  • Mountains are fragile ecosystems. Their soil is thin, therefore unstable, which limits growth of plants and makes them more vulnerable to human disturbance. They take a long time to recover once damaged. They also have a long history of economic exploitation and political neglect.
  • In mountainous areas of developing countries transport links may be scarce, access to markets poor, high population growth, limited employment possibilities.
  • Mountain populations in Nepal, Ethiopia, and Peru are among the world's poorest (FAO 1995).
  • Mountains are storehouses for crop genes and much of remaining genetic diversity subsists there.
  • The International Potato Centre in Lima has the world's largest bank of potato germ plasm, with 5,000 distinct types.
  • In the tropics, mountain forests have the fastest rate of loss of diversity - about 1,1 percent a year.
  • The mountains of central Asia are home to over 5,500 species of flowering plants.
  • Ten percent of all bird species are found only or primarily in cloud forests in mountains
  • Protection is given by 138 biosphere reserves, 150 parks and reserves above 1500m and 39 World Heritage sites.
  • Some 90% mountain cloud forests have disappeared from the northern Andes - as a result of grazing, food production, wood, mining, road building, fires.
  • Mt Kinabalu is believed to contain one of the richest diversities of plants in the world.
    Mountain tourism generates about US$70-90 m worldwide a year which is about 154-20% of global tourist industry.
  • There are 65-70 million downhill skiers worldwide (1999)
  • In Switzerland - the tree-line is now 200-300m lower than its natural limit.
  • There were 29 landslides / avalanches in 2000, killing 1,099 people
  • Avalanches and landslides caused over $1.2 billion damage in the Americas in 1991-2000 and $366 million in Asia

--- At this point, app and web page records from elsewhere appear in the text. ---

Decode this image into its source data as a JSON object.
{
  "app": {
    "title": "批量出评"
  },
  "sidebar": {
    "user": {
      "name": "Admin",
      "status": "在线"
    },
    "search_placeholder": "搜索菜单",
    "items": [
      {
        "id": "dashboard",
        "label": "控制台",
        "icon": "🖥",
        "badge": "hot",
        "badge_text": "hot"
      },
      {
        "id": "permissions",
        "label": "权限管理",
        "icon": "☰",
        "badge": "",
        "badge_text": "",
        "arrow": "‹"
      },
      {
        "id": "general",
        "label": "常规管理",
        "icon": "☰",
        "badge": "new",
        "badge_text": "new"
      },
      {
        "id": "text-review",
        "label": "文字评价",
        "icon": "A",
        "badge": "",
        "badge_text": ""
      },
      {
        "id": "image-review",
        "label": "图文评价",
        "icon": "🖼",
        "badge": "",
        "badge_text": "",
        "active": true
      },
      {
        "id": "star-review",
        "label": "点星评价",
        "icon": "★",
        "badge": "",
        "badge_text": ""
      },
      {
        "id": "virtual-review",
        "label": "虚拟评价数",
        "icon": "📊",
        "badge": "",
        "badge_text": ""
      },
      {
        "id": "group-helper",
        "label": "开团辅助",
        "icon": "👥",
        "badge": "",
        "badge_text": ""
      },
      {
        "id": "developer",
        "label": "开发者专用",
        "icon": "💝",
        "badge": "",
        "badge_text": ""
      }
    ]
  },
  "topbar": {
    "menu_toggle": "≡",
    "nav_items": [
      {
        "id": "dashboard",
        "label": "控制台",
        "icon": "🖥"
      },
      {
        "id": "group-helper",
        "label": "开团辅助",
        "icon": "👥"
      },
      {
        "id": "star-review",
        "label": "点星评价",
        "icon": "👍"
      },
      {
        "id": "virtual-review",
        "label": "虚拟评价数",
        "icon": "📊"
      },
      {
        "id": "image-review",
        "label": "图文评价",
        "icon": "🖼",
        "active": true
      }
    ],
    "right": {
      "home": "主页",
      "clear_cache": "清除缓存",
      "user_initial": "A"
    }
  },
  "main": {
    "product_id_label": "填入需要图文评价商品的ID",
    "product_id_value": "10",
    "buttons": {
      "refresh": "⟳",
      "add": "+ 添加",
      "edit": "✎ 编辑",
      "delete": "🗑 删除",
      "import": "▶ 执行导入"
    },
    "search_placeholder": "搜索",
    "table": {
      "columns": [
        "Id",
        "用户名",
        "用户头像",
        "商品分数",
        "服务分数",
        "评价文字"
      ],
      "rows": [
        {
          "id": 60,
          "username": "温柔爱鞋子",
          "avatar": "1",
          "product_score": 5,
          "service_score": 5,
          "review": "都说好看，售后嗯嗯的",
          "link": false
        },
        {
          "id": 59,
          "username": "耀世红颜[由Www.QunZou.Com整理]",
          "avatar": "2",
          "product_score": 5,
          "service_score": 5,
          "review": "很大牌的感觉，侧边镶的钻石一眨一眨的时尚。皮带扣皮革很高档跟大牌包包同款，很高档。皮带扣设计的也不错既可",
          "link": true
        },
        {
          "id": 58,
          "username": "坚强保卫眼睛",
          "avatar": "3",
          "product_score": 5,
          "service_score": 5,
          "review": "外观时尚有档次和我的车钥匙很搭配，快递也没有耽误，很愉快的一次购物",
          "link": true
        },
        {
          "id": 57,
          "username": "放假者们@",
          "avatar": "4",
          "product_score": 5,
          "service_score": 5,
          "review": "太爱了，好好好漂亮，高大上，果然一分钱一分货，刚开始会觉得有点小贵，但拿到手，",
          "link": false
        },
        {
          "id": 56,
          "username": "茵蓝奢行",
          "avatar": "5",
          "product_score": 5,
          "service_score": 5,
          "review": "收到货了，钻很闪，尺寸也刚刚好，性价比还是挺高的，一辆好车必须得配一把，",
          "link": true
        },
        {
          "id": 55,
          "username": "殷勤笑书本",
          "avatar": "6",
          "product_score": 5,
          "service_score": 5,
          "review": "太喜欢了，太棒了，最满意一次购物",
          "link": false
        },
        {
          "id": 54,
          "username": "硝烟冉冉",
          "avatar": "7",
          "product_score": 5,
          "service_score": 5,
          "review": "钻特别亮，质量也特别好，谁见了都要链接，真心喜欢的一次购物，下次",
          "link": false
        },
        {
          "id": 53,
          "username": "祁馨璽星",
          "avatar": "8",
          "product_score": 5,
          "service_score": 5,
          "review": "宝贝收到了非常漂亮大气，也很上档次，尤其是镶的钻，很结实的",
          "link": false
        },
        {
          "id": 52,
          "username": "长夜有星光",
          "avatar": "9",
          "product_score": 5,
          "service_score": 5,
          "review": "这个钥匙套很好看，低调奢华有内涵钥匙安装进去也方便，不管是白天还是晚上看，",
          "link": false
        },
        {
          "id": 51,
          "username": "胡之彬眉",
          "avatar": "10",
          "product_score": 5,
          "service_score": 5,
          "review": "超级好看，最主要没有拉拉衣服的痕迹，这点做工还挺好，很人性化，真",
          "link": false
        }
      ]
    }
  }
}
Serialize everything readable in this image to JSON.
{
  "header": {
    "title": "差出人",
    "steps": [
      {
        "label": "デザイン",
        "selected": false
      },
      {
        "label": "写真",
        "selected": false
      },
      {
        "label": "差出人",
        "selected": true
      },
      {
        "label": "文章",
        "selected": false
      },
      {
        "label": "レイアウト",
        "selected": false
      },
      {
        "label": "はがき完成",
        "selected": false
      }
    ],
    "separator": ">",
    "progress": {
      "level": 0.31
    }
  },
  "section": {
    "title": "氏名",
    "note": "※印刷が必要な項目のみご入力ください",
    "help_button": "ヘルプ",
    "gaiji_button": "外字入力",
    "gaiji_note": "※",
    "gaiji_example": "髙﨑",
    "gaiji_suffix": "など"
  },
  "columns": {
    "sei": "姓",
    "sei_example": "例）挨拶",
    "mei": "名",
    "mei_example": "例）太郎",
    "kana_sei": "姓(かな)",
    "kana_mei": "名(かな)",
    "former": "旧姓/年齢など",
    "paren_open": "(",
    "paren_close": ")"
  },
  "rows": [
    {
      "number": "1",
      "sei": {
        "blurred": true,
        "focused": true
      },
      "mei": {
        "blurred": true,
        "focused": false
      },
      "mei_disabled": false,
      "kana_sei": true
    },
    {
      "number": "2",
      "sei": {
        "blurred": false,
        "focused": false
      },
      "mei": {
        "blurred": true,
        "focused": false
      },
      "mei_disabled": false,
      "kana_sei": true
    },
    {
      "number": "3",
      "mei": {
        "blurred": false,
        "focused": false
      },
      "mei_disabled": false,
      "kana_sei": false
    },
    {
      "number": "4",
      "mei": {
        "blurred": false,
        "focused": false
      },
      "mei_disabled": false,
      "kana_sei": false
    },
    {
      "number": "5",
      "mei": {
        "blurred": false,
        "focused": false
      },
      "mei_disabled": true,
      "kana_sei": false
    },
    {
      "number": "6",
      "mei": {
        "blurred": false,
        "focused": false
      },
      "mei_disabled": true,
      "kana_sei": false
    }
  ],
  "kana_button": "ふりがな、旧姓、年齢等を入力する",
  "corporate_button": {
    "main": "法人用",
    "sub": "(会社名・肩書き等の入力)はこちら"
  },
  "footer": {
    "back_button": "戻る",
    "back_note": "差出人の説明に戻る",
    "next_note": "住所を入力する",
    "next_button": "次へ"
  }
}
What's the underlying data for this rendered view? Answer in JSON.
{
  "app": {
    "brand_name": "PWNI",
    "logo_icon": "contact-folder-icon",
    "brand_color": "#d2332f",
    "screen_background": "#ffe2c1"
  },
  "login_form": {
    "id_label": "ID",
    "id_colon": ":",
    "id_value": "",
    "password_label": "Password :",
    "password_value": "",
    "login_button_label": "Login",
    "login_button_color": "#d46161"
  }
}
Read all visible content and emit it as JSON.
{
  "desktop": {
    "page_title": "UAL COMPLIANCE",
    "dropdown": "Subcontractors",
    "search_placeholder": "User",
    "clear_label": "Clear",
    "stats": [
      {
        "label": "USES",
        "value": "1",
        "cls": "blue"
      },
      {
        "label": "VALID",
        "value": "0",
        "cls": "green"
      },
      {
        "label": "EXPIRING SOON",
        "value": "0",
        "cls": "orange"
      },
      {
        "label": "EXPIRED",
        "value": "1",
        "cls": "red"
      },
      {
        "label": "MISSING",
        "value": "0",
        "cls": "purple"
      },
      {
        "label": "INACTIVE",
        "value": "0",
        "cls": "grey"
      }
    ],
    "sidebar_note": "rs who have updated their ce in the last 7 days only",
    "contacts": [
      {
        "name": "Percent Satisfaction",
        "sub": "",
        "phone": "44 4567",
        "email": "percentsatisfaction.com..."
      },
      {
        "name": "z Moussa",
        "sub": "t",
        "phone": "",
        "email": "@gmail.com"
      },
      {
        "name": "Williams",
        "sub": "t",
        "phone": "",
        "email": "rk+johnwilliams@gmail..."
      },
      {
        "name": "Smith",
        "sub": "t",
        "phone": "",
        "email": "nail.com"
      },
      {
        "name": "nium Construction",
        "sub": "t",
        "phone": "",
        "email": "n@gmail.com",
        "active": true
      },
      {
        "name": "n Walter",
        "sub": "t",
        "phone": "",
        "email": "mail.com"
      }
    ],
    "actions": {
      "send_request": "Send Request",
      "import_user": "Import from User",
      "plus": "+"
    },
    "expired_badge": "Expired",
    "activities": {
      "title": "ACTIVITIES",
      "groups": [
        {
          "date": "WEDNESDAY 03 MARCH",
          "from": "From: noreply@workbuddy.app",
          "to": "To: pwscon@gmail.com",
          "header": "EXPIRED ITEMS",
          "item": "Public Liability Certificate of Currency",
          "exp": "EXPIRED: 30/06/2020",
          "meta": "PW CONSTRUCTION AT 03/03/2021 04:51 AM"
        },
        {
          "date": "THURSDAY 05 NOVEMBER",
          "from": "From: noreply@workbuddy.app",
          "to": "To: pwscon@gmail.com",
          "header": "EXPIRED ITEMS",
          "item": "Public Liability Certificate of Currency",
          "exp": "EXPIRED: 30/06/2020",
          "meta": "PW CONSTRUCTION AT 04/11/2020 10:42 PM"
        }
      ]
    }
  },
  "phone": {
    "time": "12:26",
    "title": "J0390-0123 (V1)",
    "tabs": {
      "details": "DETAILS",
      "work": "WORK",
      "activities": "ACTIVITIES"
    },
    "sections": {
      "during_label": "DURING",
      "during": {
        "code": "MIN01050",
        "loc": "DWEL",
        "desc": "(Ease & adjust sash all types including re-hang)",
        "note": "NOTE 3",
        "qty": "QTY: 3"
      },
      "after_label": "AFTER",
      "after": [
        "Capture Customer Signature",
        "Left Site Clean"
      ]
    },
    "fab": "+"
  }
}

    Top 10 highest towns and cities
    City/country Metres Feet

    Wenchuan, China 5099 16,730
    Potosi, Bolivia 3976 13,045
    Oruro, Bolivia 3702 12,146
    Lhassa, Tibet (China) 3684 12,087
    La Paz, Bolivia 3632 11,916
    Cuzco, Peru 3399 11,152
    Huancayo, Peru 3249 10,660
    Sucre,Bolivia 2835 9,301
    Tunja, Colombia 2820 9,252
    Quito, Ecuador 2819 9,249

    Nine of the ten highest mountain peaks in the world are all in the Himalayas

    Mountain peak Range Location Ft M
    Everest Himalayas Nepal/Tibet (China) 29,035 8,850
    K2 Karakoram Pakistan/China 28,250 8,611
    Kanchenjunga Himalayas India/Nepal 28,169 8,586
    Lhotse I Himalayas Nepal/Tibet (China) 27,940 8,516
    Makalu I Himalayas Nepal/Tibet (China) 27,766 8,463
    Cho Oyu Himalayas Nepal/Tibet (China) 26,906 8,201
    Dhaulagiri Himalayas Nepal 26,795 8,167
    Manaslu I Himalayas Nepal 26,781 8,163
    Nanga Parbat Himalayas Pakistan 26,660 8,125
    Annapurna Himalayas Nepal 26,545 8,091

    Author(s) UNESCOPRESS
    Source Press Release No.2002-83
    Publication Date 27 Oct 2002
    © UNESCO 1995-2007 - ID: 7235